### Task item
Your answer must match the entries below word for word.
[[ Entries supplied open ]]
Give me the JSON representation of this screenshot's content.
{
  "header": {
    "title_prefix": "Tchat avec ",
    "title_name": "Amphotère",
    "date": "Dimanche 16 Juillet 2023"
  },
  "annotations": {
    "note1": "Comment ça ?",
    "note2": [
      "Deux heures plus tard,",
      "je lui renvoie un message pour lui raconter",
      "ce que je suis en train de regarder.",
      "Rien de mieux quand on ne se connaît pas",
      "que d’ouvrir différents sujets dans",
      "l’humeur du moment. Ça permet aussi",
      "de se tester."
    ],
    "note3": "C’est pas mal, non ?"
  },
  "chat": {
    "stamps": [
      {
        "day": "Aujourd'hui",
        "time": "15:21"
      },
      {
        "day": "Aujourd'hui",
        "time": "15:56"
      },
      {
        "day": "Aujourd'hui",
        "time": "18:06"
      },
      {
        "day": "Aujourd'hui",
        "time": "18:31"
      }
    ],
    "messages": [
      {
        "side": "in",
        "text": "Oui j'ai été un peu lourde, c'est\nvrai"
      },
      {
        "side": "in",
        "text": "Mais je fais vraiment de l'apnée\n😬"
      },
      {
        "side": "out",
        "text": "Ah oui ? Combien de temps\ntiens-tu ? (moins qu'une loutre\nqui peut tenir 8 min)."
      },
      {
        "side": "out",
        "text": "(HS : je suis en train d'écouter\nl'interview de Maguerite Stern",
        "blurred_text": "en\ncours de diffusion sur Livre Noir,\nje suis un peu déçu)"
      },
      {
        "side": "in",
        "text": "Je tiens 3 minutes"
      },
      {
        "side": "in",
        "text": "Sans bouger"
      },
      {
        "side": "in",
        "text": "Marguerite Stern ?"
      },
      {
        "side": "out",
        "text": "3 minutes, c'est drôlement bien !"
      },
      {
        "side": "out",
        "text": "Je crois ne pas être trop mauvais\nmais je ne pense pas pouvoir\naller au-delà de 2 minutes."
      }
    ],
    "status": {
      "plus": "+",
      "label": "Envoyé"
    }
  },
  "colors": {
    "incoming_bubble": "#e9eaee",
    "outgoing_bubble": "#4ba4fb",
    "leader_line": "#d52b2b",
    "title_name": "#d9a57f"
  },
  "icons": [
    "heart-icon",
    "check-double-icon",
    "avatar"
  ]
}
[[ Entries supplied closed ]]
### Solution to this task
Give me the JSON representation of this screenshot's content.
{
  "header": {
    "title_prefix": "Tchat avec ",
    "title_name": "Amphotère",
    "date": "Dimanche 16 Juillet 2023"
  },
  "annotations": {
    "note1": "Comment ça ?",
    "note2": [
      "Deux heures plus tard,",
      "je lui renvoie un message pour lui raconter",
      "ce que je suis en train de regarder.",
      "Rien de mieux quand on ne se connaît pas",
      "que d’ouvrir différents sujets dans",
      "l’humeur du moment. Ça permet aussi",
      "de se tester."
    ],
    "note3": "C’est pas mal, non ?"
  },
  "chat": {
    "stamps": [
      {
        "day": "Aujourd'hui",
        "time": "15:21"
      },
      {
        "day": "Aujourd'hui",
        "time": "15:56"
      },
      {
        "day": "Aujourd'hui",
        "time": "18:06"
      },
      {
        "day": "Aujourd'hui",
        "time": "18:31"
      }
    ],
    "messages": [
      {
        "side": "in",
        "text": "Oui j'ai été un peu lourde, c'est\nvrai"
      },
      {
        "side": "in",
        "text": "Mais je fais vraiment de l'apnée\n😬"
      },
      {
        "side": "out",
        "text": "Ah oui ? Combien de temps\ntiens-tu ? (moins qu'une loutre\nqui peut tenir 8 min)."
      },
      {
        "side": "out",
        "text": "(HS : je suis en train d'écouter\nl'interview de Maguerite Stern",
        "blurred_text": "en\ncours de diffusion sur Livre Noir,\nje suis un peu déçu)"
      },
      {
        "side": "in",
        "text": "Je tiens 3 minutes"
      },
      {
        "side": "in",
        "text": "Sans bouger"
      },
      {
        "side": "in",
        "text": "Marguerite Stern ?"
      },
      {
        "side": "out",
        "text": "3 minutes, c'est drôlement bien !"
      },
      {
        "side": "out",
        "text": "Je crois ne pas être trop mauvais\nmais je ne pense pas pouvoir\naller au-delà de 2 minutes."
      }
    ],
    "status": {
      "plus": "+",
      "label": "Envoyé"
    }
  },
  "colors": {
    "incoming_bubble": "#e9eaee",
    "outgoing_bubble": "#4ba4fb",
    "leader_line": "#d52b2b",
    "title_name": "#d9a57f"
  },
  "icons": [
    "heart-icon",
    "check-double-icon",
    "avatar"
  ]
}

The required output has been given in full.